Jeremiah, however, knowing well the difficulty that lay ahead of him, was extremely hesitant: "Alas . . . Behold, I know not to speak, for I am a youth.” In addition to literally being young, Jeremiah was indicating that he was still “young” in his experience with the people. He used the example of Moses, who had also rebuked the people, but had done so only at the end of his life. After doing so much for them and performing so many miracles, he was indeed in a position to rebuke his people. But here Jeremiah was called to do this right at the outset.4

G‑d reassures Jeremiah that he had nothing to fear. The places where he would need to go and the words he would speak there were not going to be of his own after all. His mission would be tough, and sometimes dangerous, but he was not acting alone: he was an agent of G‑d. His mission would not be easy, but G‑d would give him fortress-like resilience, and no harm would befall him.

Almond branch and boiling pot

The next part of the reading records two scenes that seem to be the beginning of Jeremiah’s visions. The first was of an almond branch. The Hebrew word for an almond is shaked. The same word in Hebrew (שקד) also serves as the root for “diligence” or “haste,” and this name is given to the almond and its tree due to its “haste” in the process of producing fruit. G‑d was conveying Jeremiah that what He was soon to tell him was going to take place imminently.

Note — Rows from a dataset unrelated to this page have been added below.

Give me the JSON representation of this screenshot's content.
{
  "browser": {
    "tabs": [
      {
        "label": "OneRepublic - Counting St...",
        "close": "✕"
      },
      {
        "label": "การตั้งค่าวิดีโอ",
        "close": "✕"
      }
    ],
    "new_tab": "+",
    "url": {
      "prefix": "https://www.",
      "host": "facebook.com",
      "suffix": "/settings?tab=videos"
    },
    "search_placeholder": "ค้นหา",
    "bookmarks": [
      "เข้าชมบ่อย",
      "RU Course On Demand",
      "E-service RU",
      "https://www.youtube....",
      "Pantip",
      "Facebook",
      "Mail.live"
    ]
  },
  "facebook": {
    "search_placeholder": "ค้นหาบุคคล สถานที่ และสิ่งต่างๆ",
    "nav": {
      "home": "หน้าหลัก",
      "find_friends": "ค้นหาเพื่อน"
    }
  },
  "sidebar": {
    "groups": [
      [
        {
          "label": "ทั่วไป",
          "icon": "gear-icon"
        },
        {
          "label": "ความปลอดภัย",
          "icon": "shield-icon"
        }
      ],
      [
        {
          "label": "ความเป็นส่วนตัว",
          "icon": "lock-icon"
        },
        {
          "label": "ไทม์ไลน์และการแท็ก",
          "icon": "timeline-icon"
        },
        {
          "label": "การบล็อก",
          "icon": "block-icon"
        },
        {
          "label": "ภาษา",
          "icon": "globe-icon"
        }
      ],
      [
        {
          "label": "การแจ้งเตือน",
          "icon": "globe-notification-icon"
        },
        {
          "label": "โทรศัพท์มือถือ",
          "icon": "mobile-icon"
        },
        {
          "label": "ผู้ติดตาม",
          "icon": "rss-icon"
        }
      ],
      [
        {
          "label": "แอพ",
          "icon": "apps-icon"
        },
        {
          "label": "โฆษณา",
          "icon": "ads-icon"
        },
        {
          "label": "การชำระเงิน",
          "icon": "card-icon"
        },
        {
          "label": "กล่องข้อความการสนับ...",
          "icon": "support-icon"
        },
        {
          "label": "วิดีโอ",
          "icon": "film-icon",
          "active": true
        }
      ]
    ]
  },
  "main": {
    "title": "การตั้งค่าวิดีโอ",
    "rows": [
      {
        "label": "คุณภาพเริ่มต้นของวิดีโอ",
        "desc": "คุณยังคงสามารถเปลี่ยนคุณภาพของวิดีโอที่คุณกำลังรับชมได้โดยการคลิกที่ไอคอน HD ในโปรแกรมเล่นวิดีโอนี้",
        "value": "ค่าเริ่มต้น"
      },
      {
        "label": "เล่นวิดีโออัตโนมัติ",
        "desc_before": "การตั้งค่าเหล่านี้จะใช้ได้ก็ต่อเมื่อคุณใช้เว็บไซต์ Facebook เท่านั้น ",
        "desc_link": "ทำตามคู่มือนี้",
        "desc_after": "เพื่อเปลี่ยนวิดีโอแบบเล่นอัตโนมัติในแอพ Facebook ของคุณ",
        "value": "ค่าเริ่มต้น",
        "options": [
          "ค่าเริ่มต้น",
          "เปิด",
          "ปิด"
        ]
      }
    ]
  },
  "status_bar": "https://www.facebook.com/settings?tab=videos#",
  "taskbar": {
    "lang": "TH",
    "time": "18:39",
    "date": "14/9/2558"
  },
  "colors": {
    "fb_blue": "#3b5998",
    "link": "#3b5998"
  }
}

Rashi, quoting a midrashic source, explains that the almond actually served as a precise point of reference. It takes three weeks from the time the almond tree buds till the almond ripens. In a similar way, it would take three weeks from the time Jerusalem succumbed to the siege (on the 17th of Tammuz) to when the Temple would be set on fire (the 9th of Av)—hence the observance of the “Three Weeks.”

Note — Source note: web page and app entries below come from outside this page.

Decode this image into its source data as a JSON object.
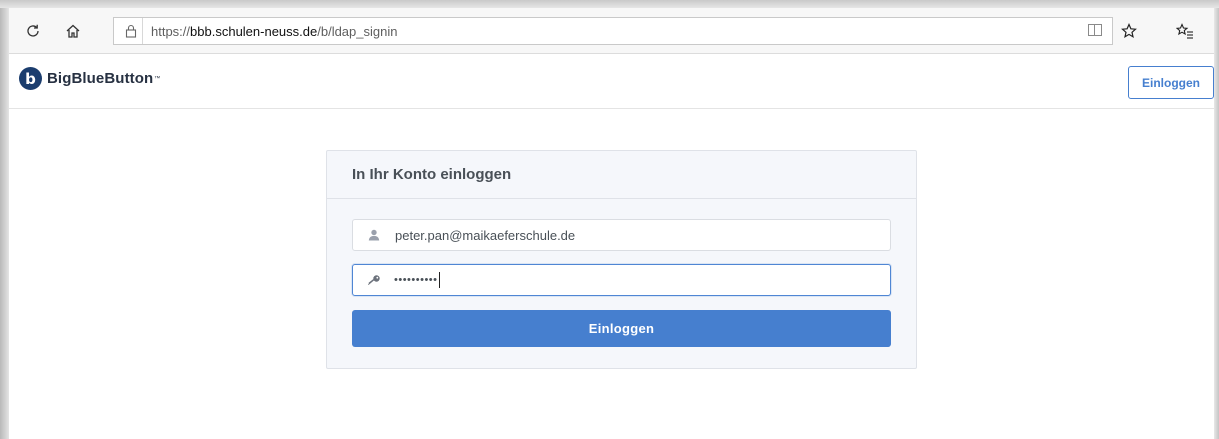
{
  "browser": {
    "url_prefix": "https://",
    "url_domain": "bbb.schulen-neuss.de",
    "url_path": "/b/ldap_signin",
    "icons": [
      "refresh-icon",
      "home-icon",
      "lock-icon",
      "reader-icon",
      "star-icon",
      "favorites-icon"
    ]
  },
  "app": {
    "brand": "BigBlueButton",
    "brand_logo_letter": "b",
    "header_login_label": "Einloggen"
  },
  "login_card": {
    "title": "In Ihr Konto einloggen",
    "email_value": "peter.pan@maikaeferschule.de",
    "password_mask": "••••••••••",
    "submit_label": "Einloggen"
  },
  "colors": {
    "accent": "#467fcf",
    "brand_dark": "#1b3d6e",
    "card_bg": "#f5f7fb"
  }
}
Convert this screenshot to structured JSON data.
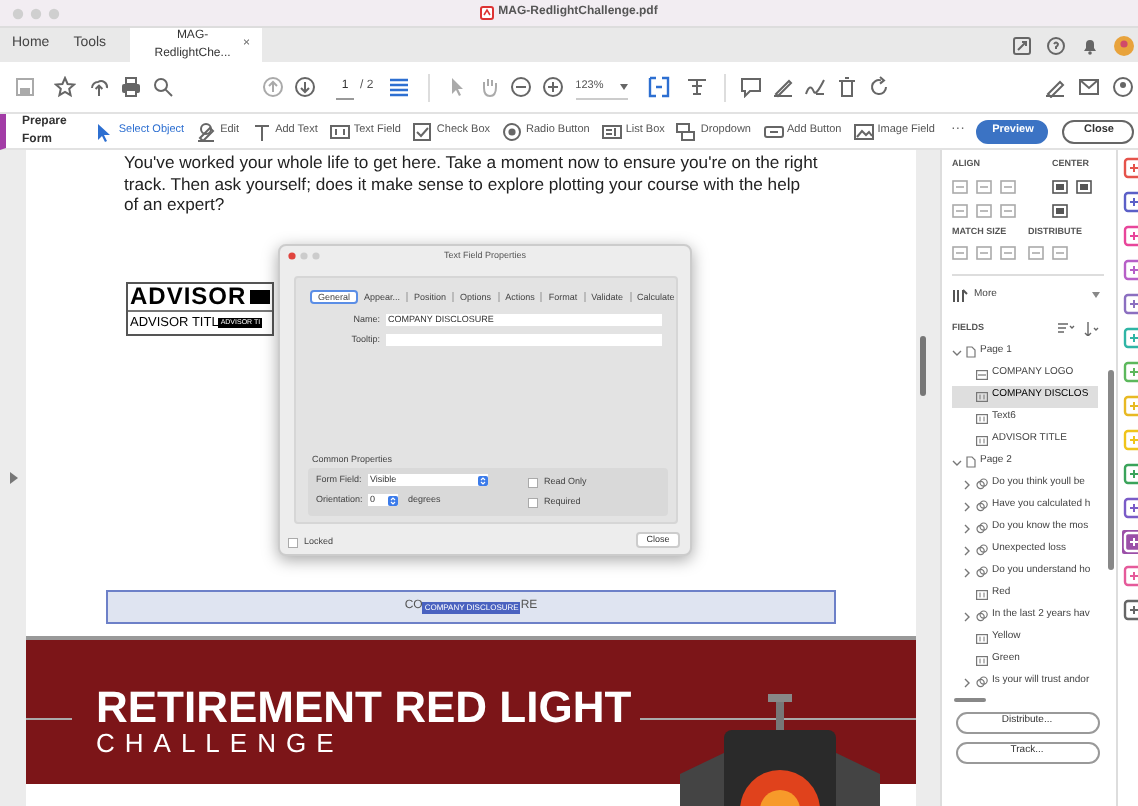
{
  "window": {
    "title": "MAG-RedlightChallenge.pdf"
  },
  "tabs": [
    {
      "label": "Home",
      "selected": false
    },
    {
      "label": "Tools",
      "selected": false
    },
    {
      "label": "MAG-RedlightChe...",
      "selected": true,
      "close": "×"
    }
  ],
  "toolbar": {
    "page_number": "1",
    "page_count": "/ 2",
    "zoom": "123%"
  },
  "prepare_form": {
    "title": "Prepare Form",
    "tools": [
      {
        "label": "Select Object",
        "selected": true
      },
      {
        "label": "Edit",
        "selected": false
      },
      {
        "label": "Add Text",
        "selected": false
      },
      {
        "label": "Text Field",
        "selected": false
      },
      {
        "label": "Check Box",
        "selected": false
      },
      {
        "label": "Radio Button",
        "selected": false
      },
      {
        "label": "List Box",
        "selected": false
      },
      {
        "label": "Dropdown",
        "selected": false
      },
      {
        "label": "Add Button",
        "selected": false
      },
      {
        "label": "Image Field",
        "selected": false
      }
    ],
    "more": "···",
    "buttons": [
      {
        "label": "Preview",
        "kind": "primary"
      },
      {
        "label": "Close",
        "kind": "secondary"
      }
    ]
  },
  "document": {
    "paragraph": [
      "You've worked your whole life to get here. Take a moment now to ensure you're on the right",
      "track. Then ask yourself; does it make sense to explore plotting your course with the help",
      "of an expert?"
    ],
    "advisor_name": {
      "text": "ADVISOR"
    },
    "advisor_title": {
      "text": "ADVISOR TITL",
      "badge": "ADVISOR TI"
    },
    "selected_field": {
      "text_before": "CO",
      "badge": "COMPANY DISCLOSURE",
      "text_after": "RE"
    },
    "banner": {
      "title": "RETIREMENT RED LIGHT",
      "subtitle": "CHALLENGE"
    }
  },
  "dialog": {
    "title": "Text Field Properties",
    "tabs": [
      {
        "label": "General",
        "selected": true
      },
      {
        "label": "Appear...",
        "selected": false
      },
      {
        "label": "Position",
        "selected": false
      },
      {
        "label": "Options",
        "selected": false
      },
      {
        "label": "Actions",
        "selected": false
      },
      {
        "label": "Format",
        "selected": false
      },
      {
        "label": "Validate",
        "selected": false
      },
      {
        "label": "Calculate",
        "selected": false
      }
    ],
    "fields": [
      {
        "label": "Name:",
        "value": "COMPANY DISCLOSURE"
      },
      {
        "label": "Tooltip:"
      }
    ],
    "common_properties": {
      "title": "Common Properties",
      "form_field": {
        "label": "Form Field:",
        "value": "Visible"
      },
      "orientation": {
        "label": "Orientation:",
        "value": "0",
        "unit": "degrees"
      },
      "checkboxes": [
        {
          "label": "Read Only",
          "checked": false
        },
        {
          "label": "Required",
          "checked": false
        }
      ]
    },
    "locked": {
      "label": "Locked",
      "checked": false
    },
    "close": "Close"
  },
  "side_panel": {
    "align": "ALIGN",
    "center": "CENTER",
    "match_size": "MATCH SIZE",
    "distribute": "DISTRIBUTE",
    "more": "More",
    "fields_title": "FIELDS",
    "tree": [
      {
        "label": "Page 1",
        "kind": "page",
        "expanded": true,
        "selected": false,
        "children": [
          {
            "label": "COMPANY LOGO",
            "kind": "image",
            "selected": false
          },
          {
            "label": "COMPANY DISCLOS",
            "kind": "text",
            "selected": true
          },
          {
            "label": "Text6",
            "kind": "text",
            "selected": false
          },
          {
            "label": "ADVISOR TITLE",
            "kind": "text",
            "selected": false
          }
        ]
      },
      {
        "label": "Page 2",
        "kind": "page",
        "expanded": true,
        "selected": false,
        "children": [
          {
            "label": "Do you think youll be",
            "kind": "group",
            "expanded": false,
            "selected": false
          },
          {
            "label": "Have you calculated h",
            "kind": "group",
            "expanded": false,
            "selected": false
          },
          {
            "label": "Do you know the mos",
            "kind": "group",
            "expanded": false,
            "selected": false
          },
          {
            "label": "Unexpected loss",
            "kind": "group",
            "expanded": false,
            "selected": false
          },
          {
            "label": "Do you understand ho",
            "kind": "group",
            "expanded": false,
            "selected": false
          },
          {
            "label": "Red",
            "kind": "text",
            "selected": false
          },
          {
            "label": "In the last 2 years hav",
            "kind": "group",
            "expanded": false,
            "selected": false
          },
          {
            "label": "Yellow",
            "kind": "text",
            "selected": false
          },
          {
            "label": "Green",
            "kind": "text",
            "selected": false
          },
          {
            "label": "Is your will trust andor",
            "kind": "group",
            "expanded": false,
            "selected": false
          }
        ]
      }
    ],
    "buttons": [
      "Distribute...",
      "Track..."
    ]
  },
  "tool_strip": [
    {
      "color": "#e5534b",
      "selected": false
    },
    {
      "color": "#5b5fc7",
      "selected": false
    },
    {
      "color": "#e8459a",
      "selected": false
    },
    {
      "color": "#b75fc7",
      "selected": false
    },
    {
      "color": "#8b6fc0",
      "selected": false
    },
    {
      "color": "#2fb5a5",
      "selected": false
    },
    {
      "color": "#5cb85c",
      "selected": false
    },
    {
      "color": "#e8b923",
      "selected": false
    },
    {
      "color": "#f0c419",
      "selected": false
    },
    {
      "color": "#3aa35a",
      "selected": false
    },
    {
      "color": "#7a5bc7",
      "selected": false
    },
    {
      "color": "#9b4fa8",
      "selected": true
    },
    {
      "color": "#e55a9a",
      "selected": false
    },
    {
      "color": "#666666",
      "selected": false
    }
  ]
}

The second vision was of a boiling pot whose froth was mainly on its northern side. The message was that the evil would come upon Israel from a country to its north—namely Babylon.

Abarbanel makes note of the wording in this verse, “The evil will open up from the north.” He understand this to imply that the evil will both “open” from the north and also culminate from there. Babylon is to the northeast of Israel, and Rome is northwest of it. It was Babylon who began the Jewish exile with the destruction of the first Temple, and Rome who, five hundred years later, brought the exile full circle with the destruction of the second Temple.

Final words of love

Although the haftarot of the Three Weeks can read as rather harsh and gloomy, they each finish with magnificent words of hope, strength and love to the Jewish people.

In a verse that we use in the prayers of Rosh Hashanah, the Almighty invokes the memory of the “early youth” of the Jewish people. At the time of the exodus from Egypt they were like a young bride, filled to the brim and overflowing with love and passion for G‑d. They displayed this with their unbounded faith as they ventured out into the barren desert with nothing other than their faith as a provision. Traveling into such a place with no knowledge of how they would survive defied any rational calculation. But this was no deterrent. They plunged in with hearts filled with love and joy, casting their lot entirely with their creator.

This is the true and pure nature of the Jew. For this they are a truly holy nation. The verse compares the status of the Jew to the status of terumah, the part of the crop that was given to the kohen. This portion was to be eaten exclusively by the kohen and his family, and had to be consumed in a state of purity. It is forbidden for a non-kohen to partake of terumah, and the Torah provides strong consequences for this transgression. The Jewish people are thus compared to terumah in the sense that any foreign people who would “consume” them will ultimately pay dearly for this misdeed.